According to the religion, a child cannot be counted as a Yazidi unless he or she has two Yazidi parents. “To make special examples in this case would be to whitewash the result of the Yazidi genocide,” said Karim Sulaiman, a spokesman for the Yazidi Supreme Spiritual Council.
“We know that they’re just children and that they have no guilt,” he said. “But in this case, religion and society just cannot accept them.”
Hiyam, who gave only her first name for fear of provoking a greater backlash, said that she was bought and sold four times, and that every one of her male owners used her as a sex slave. She became pregnant at the hands of her fourth owner, an Iraqi fighter from Mosul, whom she remembers as an “animal.”
He called the child Rukayya. But to Hiyam, she was always Hiba. It meant “a gift from God” in Arabic.
Back in northern Iraq, Hiyam’s family was desperate for news. They found smugglers and girls who had escaped. But no one had seen her.
Then came a call from an unknown number. It was Hiyam, using a phone she had hidden in the baby’s diapers.
News of the child hit Shireen, Hiyam’s mother, with dread. Rescue was the priority for now, she thought, but deep down she knew that Hiba couldn’t stay.
A receipt for a child
Hiyam was finally freed in the summer of 2017, her mother collecting her from close to Mosul, and then driving her back to see the displacement camp where they now lived.
News of the child spread. So did the pressure.
Some suspected her of sympathizing with the militants. Her disabled brothers were mocked openly in the street. One by one, Hiyam’s extended family told her that time was running out.
She stopped leaving her tent. Then neighbors threatened to burn it down.
And so on the morning of Aug. 13, 2017, she rose as normal to bathe Hiba, brushing unruly curls from the little girl’s eyes and wriggling a new dress over her head. She looked, Hiyam said, like she was ready for a celebration.
Then she lay down, wrapped her arms around the child, and watched as her eyelids fluttered and sleep took over.
“I held her so tight, and I kissed her until it was time to go,” Hiyam remembers.
She scooped Hiba up, pulled back the tent door, and walked out past the neighbors, past the sound of tent curtains being hastily pulled back to eavesdrop, and through the camp to a nondescript prefab building.
Once you hand the baby over, that’s it, the aid workers told her. No follow-up, no phone calls, no contact. In some cases, orphanage workers in Mosul and Baghdad say, the mothers arrive in a daze. Other times, they are sobbing and have to be carried away.

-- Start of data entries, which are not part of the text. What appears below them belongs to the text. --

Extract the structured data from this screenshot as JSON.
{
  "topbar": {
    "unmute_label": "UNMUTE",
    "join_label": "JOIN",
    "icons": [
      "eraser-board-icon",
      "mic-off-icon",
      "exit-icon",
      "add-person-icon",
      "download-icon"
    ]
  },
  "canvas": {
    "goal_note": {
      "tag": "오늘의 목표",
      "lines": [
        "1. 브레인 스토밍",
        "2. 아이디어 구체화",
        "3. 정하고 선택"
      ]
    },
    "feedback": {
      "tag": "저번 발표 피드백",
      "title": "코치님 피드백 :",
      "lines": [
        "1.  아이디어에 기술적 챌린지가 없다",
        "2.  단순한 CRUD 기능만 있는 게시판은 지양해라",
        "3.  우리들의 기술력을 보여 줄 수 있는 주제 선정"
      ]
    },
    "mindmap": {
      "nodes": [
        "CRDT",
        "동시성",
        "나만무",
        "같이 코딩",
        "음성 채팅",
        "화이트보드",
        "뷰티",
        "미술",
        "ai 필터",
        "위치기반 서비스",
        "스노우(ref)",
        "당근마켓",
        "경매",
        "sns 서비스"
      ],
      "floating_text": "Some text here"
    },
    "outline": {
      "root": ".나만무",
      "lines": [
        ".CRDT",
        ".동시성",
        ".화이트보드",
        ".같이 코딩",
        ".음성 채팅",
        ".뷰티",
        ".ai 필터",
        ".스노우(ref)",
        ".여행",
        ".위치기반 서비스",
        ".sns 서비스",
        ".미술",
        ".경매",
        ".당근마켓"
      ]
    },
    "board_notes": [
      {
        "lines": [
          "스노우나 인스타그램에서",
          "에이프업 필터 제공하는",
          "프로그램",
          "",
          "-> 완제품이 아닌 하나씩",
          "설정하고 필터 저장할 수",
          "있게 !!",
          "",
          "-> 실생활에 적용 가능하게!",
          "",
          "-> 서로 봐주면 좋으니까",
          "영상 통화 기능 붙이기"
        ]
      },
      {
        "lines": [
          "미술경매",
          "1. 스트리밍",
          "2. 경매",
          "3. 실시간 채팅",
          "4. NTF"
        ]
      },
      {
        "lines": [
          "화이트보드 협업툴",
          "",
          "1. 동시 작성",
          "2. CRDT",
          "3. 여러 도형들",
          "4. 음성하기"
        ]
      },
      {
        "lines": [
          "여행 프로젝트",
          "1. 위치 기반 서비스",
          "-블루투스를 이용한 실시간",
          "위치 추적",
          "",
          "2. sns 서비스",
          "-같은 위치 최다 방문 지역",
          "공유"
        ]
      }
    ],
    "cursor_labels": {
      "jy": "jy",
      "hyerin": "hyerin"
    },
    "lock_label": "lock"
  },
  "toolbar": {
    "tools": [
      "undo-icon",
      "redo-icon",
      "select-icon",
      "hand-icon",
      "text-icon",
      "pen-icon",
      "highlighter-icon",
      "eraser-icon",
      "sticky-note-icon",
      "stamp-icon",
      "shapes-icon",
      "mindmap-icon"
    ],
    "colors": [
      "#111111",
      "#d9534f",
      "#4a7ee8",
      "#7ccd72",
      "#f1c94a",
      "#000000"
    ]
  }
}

“They gave me a receipt for her,” Hiyam said.
She remembers only one thing from her stupefied walk back through the camp. Hiba was awake, and her screams seemed to rip the air.
'I was honest'
Estimates for the number of children born to Yazidi mothers and Islamic State fathers in Iraq and Syria range from several hundred to more than 1,000. Many are now dotted across orphanages, the children still too young to know how or why they got there.
During the rare times Hiyam leaves her tent, she says she has seen children who, like Hiba, were fathered inside the self-declared caliphate.
Their mothers are believed to have convinced elders that the babies were born to Yazidi, not Muslim, fathers.
“The difference is that I was honest, and these mothers were not,” Hiyam said.
Two years on, there are no photographs left of the child. Hiba’s possessions have almost all been given away, aside from a small pair of white shoes and a woolly headband that Hiyam packed away and out of sight.
Isolated and distraught, she has attempted suicide several times.
“They told me to get rid of my daughter. They said I had no honor,” she said, staring into space as tears streamed down her cheeks. “Now it’s done. No one cares anymore. It’s just silence.”